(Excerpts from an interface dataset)

——

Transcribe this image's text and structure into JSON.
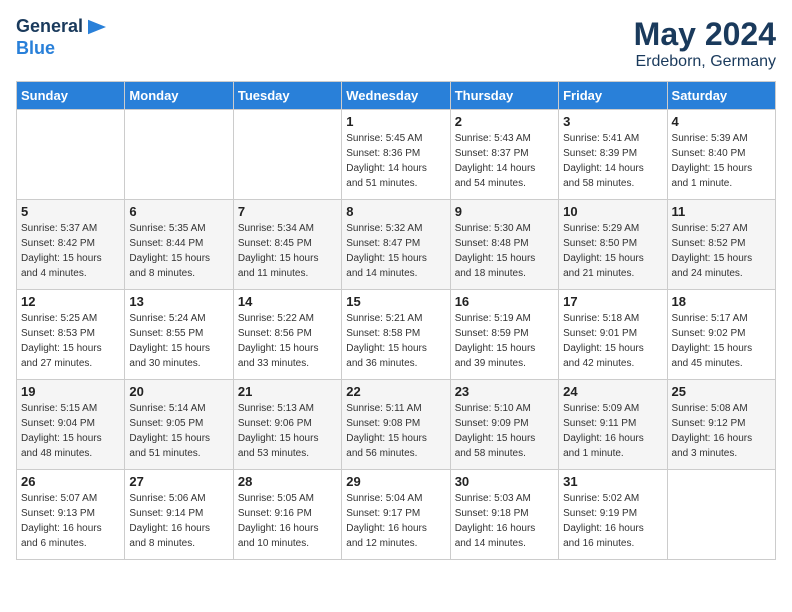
{
  "header": {
    "logo_line1": "General",
    "logo_line2": "Blue",
    "month_year": "May 2024",
    "location": "Erdeborn, Germany"
  },
  "days_of_week": [
    "Sunday",
    "Monday",
    "Tuesday",
    "Wednesday",
    "Thursday",
    "Friday",
    "Saturday"
  ],
  "weeks": [
    [
      {
        "day": "",
        "info": ""
      },
      {
        "day": "",
        "info": ""
      },
      {
        "day": "",
        "info": ""
      },
      {
        "day": "1",
        "info": "Sunrise: 5:45 AM\nSunset: 8:36 PM\nDaylight: 14 hours\nand 51 minutes."
      },
      {
        "day": "2",
        "info": "Sunrise: 5:43 AM\nSunset: 8:37 PM\nDaylight: 14 hours\nand 54 minutes."
      },
      {
        "day": "3",
        "info": "Sunrise: 5:41 AM\nSunset: 8:39 PM\nDaylight: 14 hours\nand 58 minutes."
      },
      {
        "day": "4",
        "info": "Sunrise: 5:39 AM\nSunset: 8:40 PM\nDaylight: 15 hours\nand 1 minute."
      }
    ],
    [
      {
        "day": "5",
        "info": "Sunrise: 5:37 AM\nSunset: 8:42 PM\nDaylight: 15 hours\nand 4 minutes."
      },
      {
        "day": "6",
        "info": "Sunrise: 5:35 AM\nSunset: 8:44 PM\nDaylight: 15 hours\nand 8 minutes."
      },
      {
        "day": "7",
        "info": "Sunrise: 5:34 AM\nSunset: 8:45 PM\nDaylight: 15 hours\nand 11 minutes."
      },
      {
        "day": "8",
        "info": "Sunrise: 5:32 AM\nSunset: 8:47 PM\nDaylight: 15 hours\nand 14 minutes."
      },
      {
        "day": "9",
        "info": "Sunrise: 5:30 AM\nSunset: 8:48 PM\nDaylight: 15 hours\nand 18 minutes."
      },
      {
        "day": "10",
        "info": "Sunrise: 5:29 AM\nSunset: 8:50 PM\nDaylight: 15 hours\nand 21 minutes."
      },
      {
        "day": "11",
        "info": "Sunrise: 5:27 AM\nSunset: 8:52 PM\nDaylight: 15 hours\nand 24 minutes."
      }
    ],
    [
      {
        "day": "12",
        "info": "Sunrise: 5:25 AM\nSunset: 8:53 PM\nDaylight: 15 hours\nand 27 minutes."
      },
      {
        "day": "13",
        "info": "Sunrise: 5:24 AM\nSunset: 8:55 PM\nDaylight: 15 hours\nand 30 minutes."
      },
      {
        "day": "14",
        "info": "Sunrise: 5:22 AM\nSunset: 8:56 PM\nDaylight: 15 hours\nand 33 minutes."
      },
      {
        "day": "15",
        "info": "Sunrise: 5:21 AM\nSunset: 8:58 PM\nDaylight: 15 hours\nand 36 minutes."
      },
      {
        "day": "16",
        "info": "Sunrise: 5:19 AM\nSunset: 8:59 PM\nDaylight: 15 hours\nand 39 minutes."
      },
      {
        "day": "17",
        "info": "Sunrise: 5:18 AM\nSunset: 9:01 PM\nDaylight: 15 hours\nand 42 minutes."
      },
      {
        "day": "18",
        "info": "Sunrise: 5:17 AM\nSunset: 9:02 PM\nDaylight: 15 hours\nand 45 minutes."
      }
    ],
    [
      {
        "day": "19",
        "info": "Sunrise: 5:15 AM\nSunset: 9:04 PM\nDaylight: 15 hours\nand 48 minutes."
      },
      {
        "day": "20",
        "info": "Sunrise: 5:14 AM\nSunset: 9:05 PM\nDaylight: 15 hours\nand 51 minutes."
      },
      {
        "day": "21",
        "info": "Sunrise: 5:13 AM\nSunset: 9:06 PM\nDaylight: 15 hours\nand 53 minutes."
      },
      {
        "day": "22",
        "info": "Sunrise: 5:11 AM\nSunset: 9:08 PM\nDaylight: 15 hours\nand 56 minutes."
      },
      {
        "day": "23",
        "info": "Sunrise: 5:10 AM\nSunset: 9:09 PM\nDaylight: 15 hours\nand 58 minutes."
      },
      {
        "day": "24",
        "info": "Sunrise: 5:09 AM\nSunset: 9:11 PM\nDaylight: 16 hours\nand 1 minute."
      },
      {
        "day": "25",
        "info": "Sunrise: 5:08 AM\nSunset: 9:12 PM\nDaylight: 16 hours\nand 3 minutes."
      }
    ],
    [
      {
        "day": "26",
        "info": "Sunrise: 5:07 AM\nSunset: 9:13 PM\nDaylight: 16 hours\nand 6 minutes."
      },
      {
        "day": "27",
        "info": "Sunrise: 5:06 AM\nSunset: 9:14 PM\nDaylight: 16 hours\nand 8 minutes."
      },
      {
        "day": "28",
        "info": "Sunrise: 5:05 AM\nSunset: 9:16 PM\nDaylight: 16 hours\nand 10 minutes."
      },
      {
        "day": "29",
        "info": "Sunrise: 5:04 AM\nSunset: 9:17 PM\nDaylight: 16 hours\nand 12 minutes."
      },
      {
        "day": "30",
        "info": "Sunrise: 5:03 AM\nSunset: 9:18 PM\nDaylight: 16 hours\nand 14 minutes."
      },
      {
        "day": "31",
        "info": "Sunrise: 5:02 AM\nSunset: 9:19 PM\nDaylight: 16 hours\nand 16 minutes."
      },
      {
        "day": "",
        "info": ""
      }
    ]
  ]
}
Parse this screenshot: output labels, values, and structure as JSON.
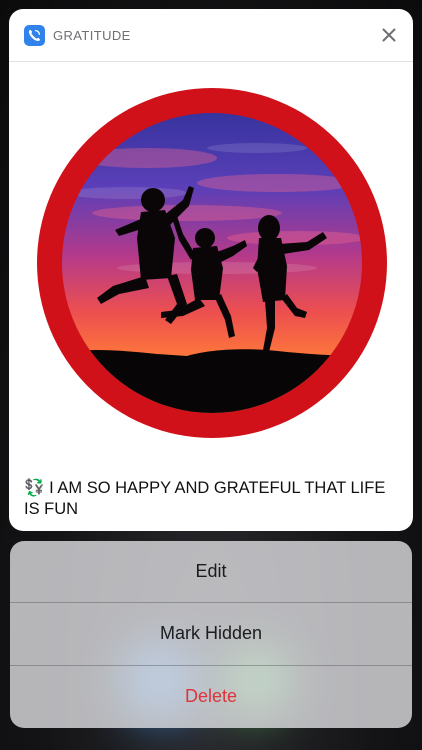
{
  "notification": {
    "app_name": "GRATITUDE",
    "app_icon": "phone-swirl-icon",
    "close_icon": "close-icon",
    "caption": "💱 I AM SO HAPPY AND GRATEFUL THAT LIFE IS FUN",
    "image": {
      "subject": "three people jumping silhouetted against sunset sky",
      "ring_color": "#d0111a"
    }
  },
  "actions": [
    {
      "label": "Edit",
      "style": "default"
    },
    {
      "label": "Mark Hidden",
      "style": "default"
    },
    {
      "label": "Delete",
      "style": "destructive",
      "color": "#e0323a"
    }
  ],
  "colors": {
    "accent": "#2f83ea",
    "destructive": "#e0323a"
  }
}
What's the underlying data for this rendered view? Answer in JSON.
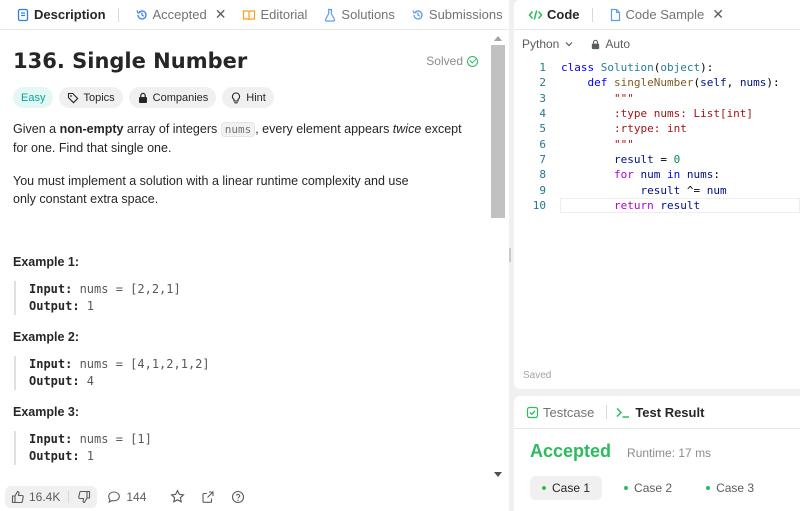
{
  "left_tabs": [
    {
      "label": "Description",
      "color": "#2b7de9"
    },
    {
      "label": "Accepted",
      "color": "#3b82f6"
    },
    {
      "label": "Editorial",
      "color": "#ffa116"
    },
    {
      "label": "Solutions",
      "color": "#5c9cf5"
    },
    {
      "label": "Submissions",
      "color": "#5c9cf5"
    }
  ],
  "problem": {
    "title": "136. Single Number",
    "solved": "Solved",
    "chips": {
      "easy": "Easy",
      "topics": "Topics",
      "companies": "Companies",
      "hint": "Hint"
    },
    "p1_pre": "Given a ",
    "p1_bold": "non-empty",
    "p1_mid": " array of integers ",
    "p1_code": "nums",
    "p1_mid2": ", every element appears ",
    "p1_em": "twice",
    "p1_post": " except for one. Find that single one.",
    "p2": "You must implement a solution with a linear runtime complexity and use only constant extra space.",
    "examples": [
      {
        "title": "Example 1:",
        "input_label": "Input:",
        "input": " nums = [2,2,1]",
        "output_label": "Output:",
        "output": " 1"
      },
      {
        "title": "Example 2:",
        "input_label": "Input:",
        "input": " nums = [4,1,2,1,2]",
        "output_label": "Output:",
        "output": " 4"
      },
      {
        "title": "Example 3:",
        "input_label": "Input:",
        "input": " nums = [1]",
        "output_label": "Output:",
        "output": " 1"
      }
    ]
  },
  "bottombar": {
    "likes": "16.4K",
    "comments": "144"
  },
  "right_tabs": {
    "code": "Code",
    "code_sample": "Code Sample"
  },
  "editor": {
    "language": "Python",
    "auto": "Auto",
    "saved": "Saved",
    "line_numbers": [
      "1",
      "2",
      "3",
      "4",
      "5",
      "6",
      "7",
      "8",
      "9",
      "10"
    ]
  },
  "result_tabs": {
    "testcase": "Testcase",
    "test_result": "Test Result"
  },
  "result": {
    "status": "Accepted",
    "runtime": "Runtime: 17 ms",
    "cases": [
      "Case 1",
      "Case 2",
      "Case 3"
    ]
  },
  "colors": {
    "accent_green": "#2cbb5d",
    "easy": "#00a79a",
    "link_blue": "#2b7de9"
  }
}
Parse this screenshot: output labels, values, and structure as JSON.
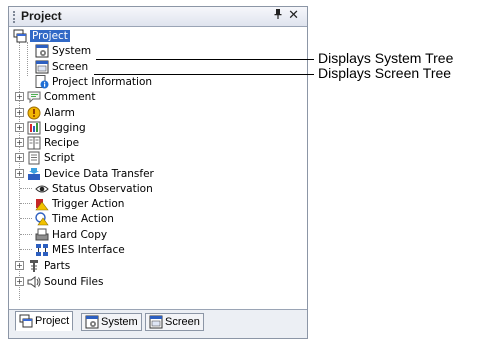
{
  "panel": {
    "title": "Project",
    "pin_glyph": "p",
    "close_glyph": "✕"
  },
  "tree": {
    "root": "Project",
    "children_system_screen": [
      "System",
      "Screen"
    ],
    "items": [
      {
        "label": "Project Information",
        "expandable": false
      },
      {
        "label": "Comment",
        "expandable": true
      },
      {
        "label": "Alarm",
        "expandable": true
      },
      {
        "label": "Logging",
        "expandable": true
      },
      {
        "label": "Recipe",
        "expandable": true
      },
      {
        "label": "Script",
        "expandable": true
      },
      {
        "label": "Device Data Transfer",
        "expandable": true
      },
      {
        "label": "Status Observation",
        "expandable": false
      },
      {
        "label": "Trigger Action",
        "expandable": false
      },
      {
        "label": "Time Action",
        "expandable": false
      },
      {
        "label": "Hard Copy",
        "expandable": false
      },
      {
        "label": "MES Interface",
        "expandable": false
      },
      {
        "label": "Parts",
        "expandable": true
      },
      {
        "label": "Sound Files",
        "expandable": true
      }
    ]
  },
  "tabs": [
    {
      "label": "Project",
      "active": true
    },
    {
      "label": "System",
      "active": false
    },
    {
      "label": "Screen",
      "active": false
    }
  ],
  "callouts": {
    "system": "Displays System Tree",
    "screen": "Displays Screen Tree"
  },
  "colors": {
    "selection": "#3169c6",
    "panel_border": "#8c96a6"
  }
}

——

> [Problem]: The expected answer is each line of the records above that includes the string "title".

> [Answer area]:
    "title": "136. Single Number",
        "title": "Example 1:",
        "title": "Example 2:",
        "title": "Example 3:",
    "title": "Project",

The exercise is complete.